───── Data
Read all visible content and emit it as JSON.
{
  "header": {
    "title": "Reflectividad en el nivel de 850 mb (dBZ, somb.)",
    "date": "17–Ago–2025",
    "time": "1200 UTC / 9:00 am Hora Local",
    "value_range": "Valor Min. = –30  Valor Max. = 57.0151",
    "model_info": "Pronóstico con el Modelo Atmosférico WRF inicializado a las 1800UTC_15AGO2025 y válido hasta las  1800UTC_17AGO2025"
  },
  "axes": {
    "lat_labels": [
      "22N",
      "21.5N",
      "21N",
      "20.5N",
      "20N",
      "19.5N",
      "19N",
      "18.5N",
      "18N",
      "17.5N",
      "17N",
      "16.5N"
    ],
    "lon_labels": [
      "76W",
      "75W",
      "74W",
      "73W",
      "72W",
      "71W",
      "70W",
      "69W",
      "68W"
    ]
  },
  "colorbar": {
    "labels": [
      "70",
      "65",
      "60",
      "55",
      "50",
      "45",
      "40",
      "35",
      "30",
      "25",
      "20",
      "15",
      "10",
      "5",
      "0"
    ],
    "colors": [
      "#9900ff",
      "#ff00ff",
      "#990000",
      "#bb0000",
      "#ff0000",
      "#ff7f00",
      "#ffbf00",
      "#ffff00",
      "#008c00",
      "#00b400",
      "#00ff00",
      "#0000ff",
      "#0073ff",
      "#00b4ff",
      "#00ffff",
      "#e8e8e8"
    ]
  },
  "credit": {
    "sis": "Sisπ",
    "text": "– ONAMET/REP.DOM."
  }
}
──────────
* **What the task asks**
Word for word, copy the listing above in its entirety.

* **Result for this task**
Read all visible content and emit it as JSON.
{
  "header": {
    "title": "Reflectividad en el nivel de 850 mb (dBZ, somb.)",
    "date": "17–Ago–2025",
    "time": "1200 UTC / 9:00 am Hora Local",
    "value_range": "Valor Min. = –30  Valor Max. = 57.0151",
    "model_info": "Pronóstico con el Modelo Atmosférico WRF inicializado a las 1800UTC_15AGO2025 y válido hasta las  1800UTC_17AGO2025"
  },
  "axes": {
    "lat_labels": [
      "22N",
      "21.5N",
      "21N",
      "20.5N",
      "20N",
      "19.5N",
      "19N",
      "18.5N",
      "18N",
      "17.5N",
      "17N",
      "16.5N"
    ],
    "lon_labels": [
      "76W",
      "75W",
      "74W",
      "73W",
      "72W",
      "71W",
      "70W",
      "69W",
      "68W"
    ]
  },
  "colorbar": {
    "labels": [
      "70",
      "65",
      "60",
      "55",
      "50",
      "45",
      "40",
      "35",
      "30",
      "25",
      "20",
      "15",
      "10",
      "5",
      "0"
    ],
    "colors": [
      "#9900ff",
      "#ff00ff",
      "#990000",
      "#bb0000",
      "#ff0000",
      "#ff7f00",
      "#ffbf00",
      "#ffff00",
      "#008c00",
      "#00b400",
      "#00ff00",
      "#0000ff",
      "#0073ff",
      "#00b4ff",
      "#00ffff",
      "#e8e8e8"
    ]
  },
  "credit": {
    "sis": "Sisπ",
    "text": "– ONAMET/REP.DOM."
  }
}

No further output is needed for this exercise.